Task brief:
Every line of the material below that contains the string "live" must appear in the answer.

Supplied data:
════════════════════

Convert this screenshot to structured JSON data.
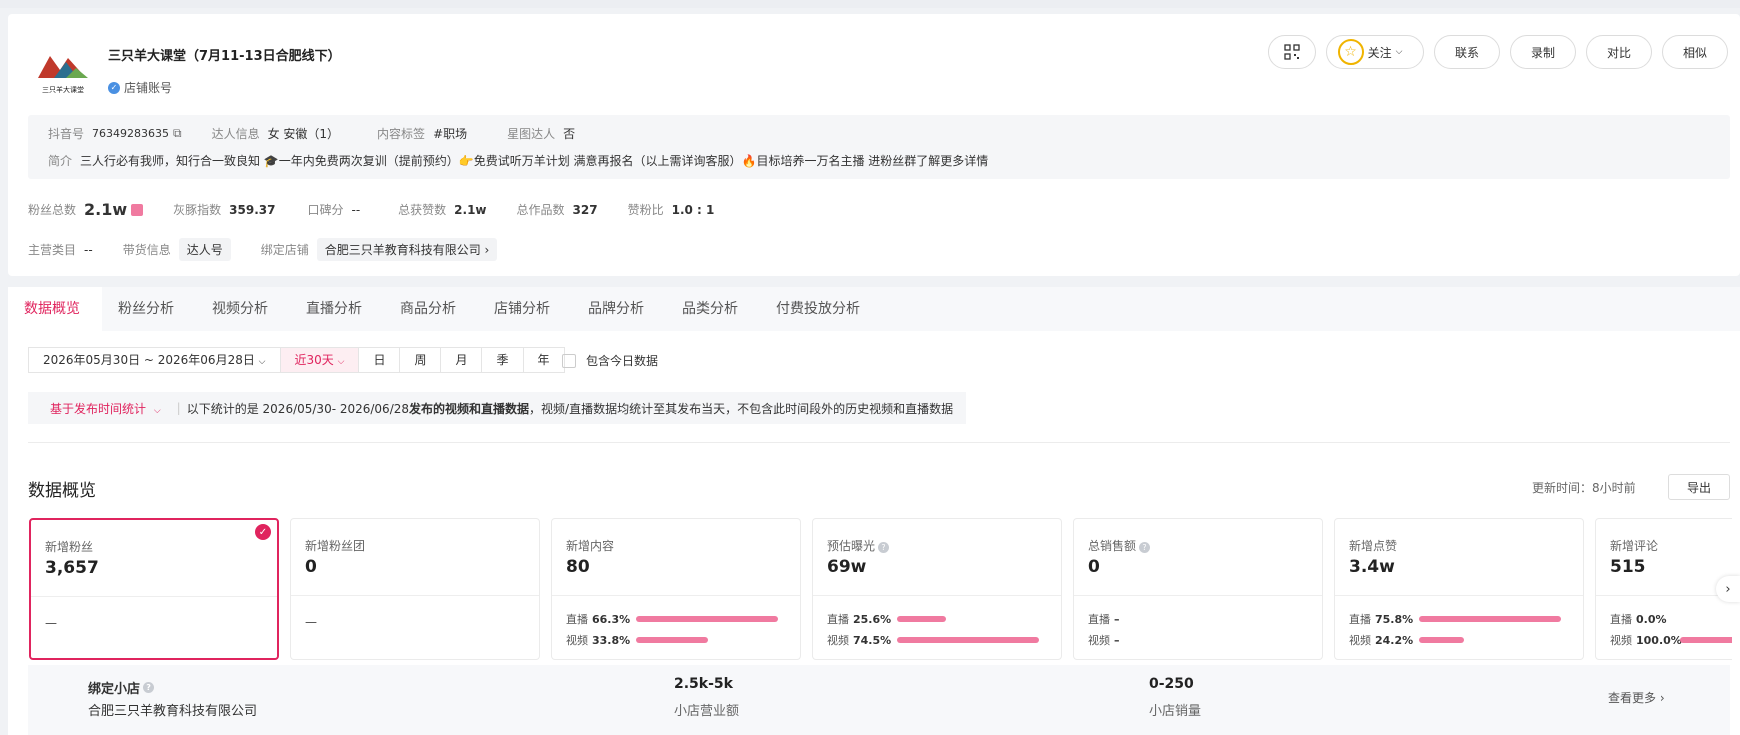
{
  "profile": {
    "title": "三只羊大课堂（7月11-13日合肥线下）",
    "account_type": "店铺账号",
    "actions": [
      "关注",
      "联系",
      "录制",
      "对比",
      "相似"
    ],
    "douyin_label": "抖音号",
    "douyin_id": "76349283635",
    "talent_label": "达人信息",
    "talent_value": "女 安徽（1）",
    "content_tag_label": "内容标签",
    "content_tag": "#职场",
    "star_label": "星图达人",
    "star_value": "否",
    "intro_label": "简介",
    "intro": "三人行必有我师，知行合一致良知 🎓一年内免费两次复训（提前预约）👉免费试听万羊计划 满意再报名（以上需详询客服）🔥目标培养一万名主播 进粉丝群了解更多详情"
  },
  "stats": {
    "fans_label": "粉丝总数",
    "fans_value": "2.1w",
    "grey_label": "灰豚指数",
    "grey_value": "359.37",
    "rep_label": "口碑分",
    "rep_value": "--",
    "likes_label": "总获赞数",
    "likes_value": "2.1w",
    "works_label": "总作品数",
    "works_value": "327",
    "ratio_label": "赞粉比",
    "ratio_value": "1.0 : 1",
    "category_label": "主营类目",
    "category_value": "--",
    "goods_label": "带货信息",
    "goods_value": "达人号",
    "shop_label": "绑定店铺",
    "shop_value": "合肥三只羊教育科技有限公司 ›"
  },
  "tabs": [
    "数据概览",
    "粉丝分析",
    "视频分析",
    "直播分析",
    "商品分析",
    "店铺分析",
    "品牌分析",
    "品类分析",
    "付费投放分析"
  ],
  "filter": {
    "date_range": "2026年05月30日 ~ 2026年06月28日",
    "presets": [
      "近30天",
      "日",
      "周",
      "月",
      "季",
      "年"
    ],
    "include_today": "包含今日数据"
  },
  "notice": {
    "mode": "基于发布时间统计",
    "prefix": "以下统计的是 2026/05/30- 2026/06/28 ",
    "bold": "发布的视频和直播数据",
    "suffix": "，视频/直播数据均统计至其发布当天，不包含此时间段外的历史视频和直播数据"
  },
  "overview": {
    "title": "数据概览",
    "updated": "更新时间：8小时前",
    "export": "导出"
  },
  "metrics": [
    {
      "label": "新增粉丝",
      "value": "3,657",
      "dash": "—"
    },
    {
      "label": "新增粉丝团",
      "value": "0",
      "dash": "—"
    },
    {
      "label": "新增内容",
      "value": "80",
      "live": "66.3%",
      "video": "33.8%"
    },
    {
      "label": "预估曝光",
      "value": "69w",
      "live": "25.6%",
      "video": "74.5%"
    },
    {
      "label": "总销售额",
      "value": "0",
      "live": "–",
      "video": "–"
    },
    {
      "label": "新增点赞",
      "value": "3.4w",
      "live": "75.8%",
      "video": "24.2%"
    },
    {
      "label": "新增评论",
      "value": "515",
      "live": "0.0%",
      "video": "100.0%"
    }
  ],
  "bar_labels": {
    "live": "直播",
    "video": "视频"
  },
  "shop": {
    "label": "绑定小店",
    "name": "合肥三只羊教育科技有限公司",
    "revenue": "2.5k-5k",
    "revenue_label": "小店营业额",
    "sales": "0-250",
    "sales_label": "小店销量",
    "more": "查看更多 ›"
  }
}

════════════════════

Answer box:
      "live": "66.3%",
      "live": "25.6%",
      "live": "–",
      "live": "75.8%",
      "live": "0.0%",
    "live": "直播",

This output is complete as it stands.